Could My Child Have A Pigmentation Disorder?

August 3, 2011

in Uncategorized

Could My Child Have A Pigmentation Disorder?

Human skin color is primarily due to melanin and ranges from almost black to white with a pinkish tinge due to blood vessels underneath, variations in skin hue can be caused by tanning due to exposure to sunlight, but are mainly of genetic origin although the evolutionary causes are not completely certain.

Albinism is a pigmentation disorder characterized by the complete or partial absence or defect of an enzyme involved in the production of melanin. It results from inheritance of recessive gene alleles and is known to affect all vertebrates, including humans.

Most forms of albinism are the result of the biological inheritance of genetically recessive genes passed from both parents of an individual, though some rare forms are inherited from one parent.

The albinism gene is recessive; it does not result in albinism unless a person has two copies of the gene for albinism and no copy of the gene that makes normal pigmentation. When both parents carry the gene, and neither parent has albinism, there is a one in four chances at each pregnancy that the baby will be born with albinism. In this form of pigment disorder, inheritance is called autosomal recessive inheritance

Albinism is divided into two groups. Oculocutaneous albinism (OCA) which involves the eyes, hair and skin pigmentation, which produce the pale skin and eyes affiliated with albinism. People with oculocutaneos albinism can have anything from no pigment at all to almost normal levels of pigmentation. And Ocular (OA) albinism involves the eyes but does not generally cause the lack of skin pigmentation people who have ocular albinism have generally normal skin and hair color, although it is typically lighter than either parent. Ocular albinism is sex-linked; therefore males are more likely to be affected. Males are without another X chromosome to mask recessive alleles on the X they inherit.

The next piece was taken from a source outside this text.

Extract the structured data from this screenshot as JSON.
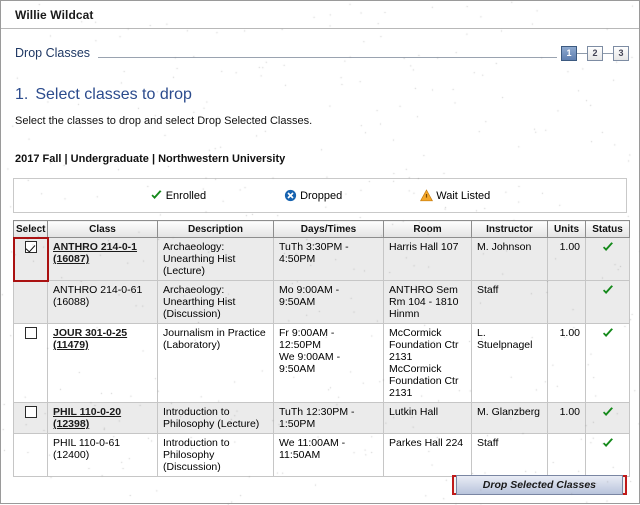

Most albinistic humans appear white or very pale as the melanin pigments responsible for brown, black and some yellow coloration is not present.

Because individuals with albinism have skin that partially or entirely lacks the dark pigment melanin, which helps protects the skin from sun’s ultraviolet radiation; their skin can burn more easily from overexposure

As you have seen, this type of skin pigmentation problems is genetic. It cannot be avoided and your children are at risk if you have a family history of skin pigmentation problems. This is the case for other skin pigmentation problems.

pigmentation

Recent Skin Pigmentation Articles:

Are Pigmentation Problems Dangerous?

Skin Pigmentation Emedicine

{ 0 comments… add one now }

Leave a Comment

Previous post:

Next post: